• Work required
Each entry needs to be reproduced exactly as it is.

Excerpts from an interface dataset
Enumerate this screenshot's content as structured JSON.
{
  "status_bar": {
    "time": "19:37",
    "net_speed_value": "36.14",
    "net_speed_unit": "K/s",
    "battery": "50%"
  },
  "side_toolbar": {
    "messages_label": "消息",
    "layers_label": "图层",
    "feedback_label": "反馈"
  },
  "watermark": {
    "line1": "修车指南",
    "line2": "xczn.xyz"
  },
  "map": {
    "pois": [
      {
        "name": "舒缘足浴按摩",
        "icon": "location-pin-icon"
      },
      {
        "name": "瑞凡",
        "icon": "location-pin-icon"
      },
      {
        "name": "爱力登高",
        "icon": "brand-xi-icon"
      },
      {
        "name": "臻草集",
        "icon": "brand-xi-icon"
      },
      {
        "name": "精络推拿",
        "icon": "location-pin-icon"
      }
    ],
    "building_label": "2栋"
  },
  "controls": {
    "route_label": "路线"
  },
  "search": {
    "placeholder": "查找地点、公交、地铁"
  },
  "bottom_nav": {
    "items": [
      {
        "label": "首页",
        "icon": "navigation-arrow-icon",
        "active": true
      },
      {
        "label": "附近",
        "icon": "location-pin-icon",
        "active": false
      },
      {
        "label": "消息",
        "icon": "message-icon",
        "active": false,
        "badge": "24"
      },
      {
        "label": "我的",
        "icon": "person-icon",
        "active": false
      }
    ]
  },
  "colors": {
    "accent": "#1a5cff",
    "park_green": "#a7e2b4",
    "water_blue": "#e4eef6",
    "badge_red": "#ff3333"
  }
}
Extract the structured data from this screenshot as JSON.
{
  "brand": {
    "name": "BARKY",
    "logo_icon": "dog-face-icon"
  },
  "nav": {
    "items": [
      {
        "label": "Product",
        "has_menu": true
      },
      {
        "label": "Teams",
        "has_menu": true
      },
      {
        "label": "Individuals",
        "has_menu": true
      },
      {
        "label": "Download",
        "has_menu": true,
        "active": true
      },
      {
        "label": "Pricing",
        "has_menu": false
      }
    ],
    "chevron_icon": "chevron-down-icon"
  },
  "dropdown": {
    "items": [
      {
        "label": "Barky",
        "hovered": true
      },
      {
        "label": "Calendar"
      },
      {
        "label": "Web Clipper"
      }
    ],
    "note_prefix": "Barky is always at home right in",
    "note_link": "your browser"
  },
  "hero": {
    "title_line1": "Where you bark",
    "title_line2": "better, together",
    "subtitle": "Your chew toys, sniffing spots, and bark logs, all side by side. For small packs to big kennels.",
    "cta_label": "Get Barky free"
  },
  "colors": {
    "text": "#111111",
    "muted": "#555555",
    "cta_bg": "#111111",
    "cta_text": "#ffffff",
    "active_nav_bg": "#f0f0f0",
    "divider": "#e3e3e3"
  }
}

• Completed task
Enumerate this screenshot's content as structured JSON.
{
  "status_bar": {
    "time": "19:37",
    "net_speed_value": "36.14",
    "net_speed_unit": "K/s",
    "battery": "50%"
  },
  "side_toolbar": {
    "messages_label": "消息",
    "layers_label": "图层",
    "feedback_label": "反馈"
  },
  "watermark": {
    "line1": "修车指南",
    "line2": "xczn.xyz"
  },
  "map": {
    "pois": [
      {
        "name": "舒缘足浴按摩",
        "icon": "location-pin-icon"
      },
      {
        "name": "瑞凡",
        "icon": "location-pin-icon"
      },
      {
        "name": "爱力登高",
        "icon": "brand-xi-icon"
      },
      {
        "name": "臻草集",
        "icon": "brand-xi-icon"
      },
      {
        "name": "精络推拿",
        "icon": "location-pin-icon"
      }
    ],
    "building_label": "2栋"
  },
  "controls": {
    "route_label": "路线"
  },
  "search": {
    "placeholder": "查找地点、公交、地铁"
  },
  "bottom_nav": {
    "items": [
      {
        "label": "首页",
        "icon": "navigation-arrow-icon",
        "active": true
      },
      {
        "label": "附近",
        "icon": "location-pin-icon",
        "active": false
      },
      {
        "label": "消息",
        "icon": "message-icon",
        "active": false,
        "badge": "24"
      },
      {
        "label": "我的",
        "icon": "person-icon",
        "active": false
      }
    ]
  },
  "colors": {
    "accent": "#1a5cff",
    "park_green": "#a7e2b4",
    "water_blue": "#e4eef6",
    "badge_red": "#ff3333"
  }
}
Extract the structured data from this screenshot as JSON.
{
  "brand": {
    "name": "BARKY",
    "logo_icon": "dog-face-icon"
  },
  "nav": {
    "items": [
      {
        "label": "Product",
        "has_menu": true
      },
      {
        "label": "Teams",
        "has_menu": true
      },
      {
        "label": "Individuals",
        "has_menu": true
      },
      {
        "label": "Download",
        "has_menu": true,
        "active": true
      },
      {
        "label": "Pricing",
        "has_menu": false
      }
    ],
    "chevron_icon": "chevron-down-icon"
  },
  "dropdown": {
    "items": [
      {
        "label": "Barky",
        "hovered": true
      },
      {
        "label": "Calendar"
      },
      {
        "label": "Web Clipper"
      }
    ],
    "note_prefix": "Barky is always at home right in",
    "note_link": "your browser"
  },
  "hero": {
    "title_line1": "Where you bark",
    "title_line2": "better, together",
    "subtitle": "Your chew toys, sniffing spots, and bark logs, all side by side. For small packs to big kennels.",
    "cta_label": "Get Barky free"
  },
  "colors": {
    "text": "#111111",
    "muted": "#555555",
    "cta_bg": "#111111",
    "cta_text": "#ffffff",
    "active_nav_bg": "#f0f0f0",
    "divider": "#e3e3e3"
  }
}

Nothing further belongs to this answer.